Your assignment: Below are some records. Pull every line that contains the word "JSON".

Data for the task:
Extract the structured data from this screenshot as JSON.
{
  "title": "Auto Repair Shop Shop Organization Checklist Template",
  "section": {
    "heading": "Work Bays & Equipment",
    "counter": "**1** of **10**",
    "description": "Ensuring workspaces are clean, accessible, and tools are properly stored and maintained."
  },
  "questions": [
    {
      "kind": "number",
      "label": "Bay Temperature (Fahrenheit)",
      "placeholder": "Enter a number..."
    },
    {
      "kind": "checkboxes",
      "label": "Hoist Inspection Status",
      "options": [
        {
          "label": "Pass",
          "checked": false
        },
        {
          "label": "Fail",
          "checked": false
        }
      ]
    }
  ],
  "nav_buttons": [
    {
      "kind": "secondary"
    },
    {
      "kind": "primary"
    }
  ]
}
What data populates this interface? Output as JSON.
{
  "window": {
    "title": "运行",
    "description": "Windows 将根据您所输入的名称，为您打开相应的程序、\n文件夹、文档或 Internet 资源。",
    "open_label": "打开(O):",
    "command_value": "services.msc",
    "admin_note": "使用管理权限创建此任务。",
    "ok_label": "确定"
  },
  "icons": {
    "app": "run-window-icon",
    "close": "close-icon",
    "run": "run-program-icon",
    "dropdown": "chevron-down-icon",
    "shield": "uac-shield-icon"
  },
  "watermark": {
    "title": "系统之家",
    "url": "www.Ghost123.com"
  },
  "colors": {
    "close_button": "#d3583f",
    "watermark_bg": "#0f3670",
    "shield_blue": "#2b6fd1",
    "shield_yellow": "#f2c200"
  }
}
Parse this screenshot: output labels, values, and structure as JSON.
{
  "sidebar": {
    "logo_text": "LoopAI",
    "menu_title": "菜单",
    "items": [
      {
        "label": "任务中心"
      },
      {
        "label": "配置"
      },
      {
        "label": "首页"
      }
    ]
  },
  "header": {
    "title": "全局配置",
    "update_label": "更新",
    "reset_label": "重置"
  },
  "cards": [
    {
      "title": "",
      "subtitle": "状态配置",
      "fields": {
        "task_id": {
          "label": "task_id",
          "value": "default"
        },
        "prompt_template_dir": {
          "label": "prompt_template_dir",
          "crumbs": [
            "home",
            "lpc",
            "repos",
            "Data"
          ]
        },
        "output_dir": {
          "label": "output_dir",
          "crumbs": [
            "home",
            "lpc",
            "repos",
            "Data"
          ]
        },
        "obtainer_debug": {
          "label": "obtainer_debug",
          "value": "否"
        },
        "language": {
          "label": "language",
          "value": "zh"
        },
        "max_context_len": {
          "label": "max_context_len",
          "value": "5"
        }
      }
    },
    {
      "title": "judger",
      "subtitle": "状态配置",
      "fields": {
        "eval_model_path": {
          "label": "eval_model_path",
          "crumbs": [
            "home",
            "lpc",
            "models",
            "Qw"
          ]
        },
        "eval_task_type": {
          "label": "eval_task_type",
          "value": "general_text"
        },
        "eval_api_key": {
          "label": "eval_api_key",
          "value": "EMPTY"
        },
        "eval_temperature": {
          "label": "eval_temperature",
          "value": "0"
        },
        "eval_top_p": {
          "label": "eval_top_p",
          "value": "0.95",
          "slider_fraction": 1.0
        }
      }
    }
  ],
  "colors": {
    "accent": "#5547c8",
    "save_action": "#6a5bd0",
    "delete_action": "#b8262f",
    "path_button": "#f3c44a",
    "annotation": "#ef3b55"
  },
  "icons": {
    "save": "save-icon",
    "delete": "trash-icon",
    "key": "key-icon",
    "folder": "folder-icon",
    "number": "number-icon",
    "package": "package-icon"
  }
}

The answer:
Extract the structured data from this screenshot as JSON.
What data populates this interface? Output as JSON.
Parse this screenshot: output labels, values, and structure as JSON.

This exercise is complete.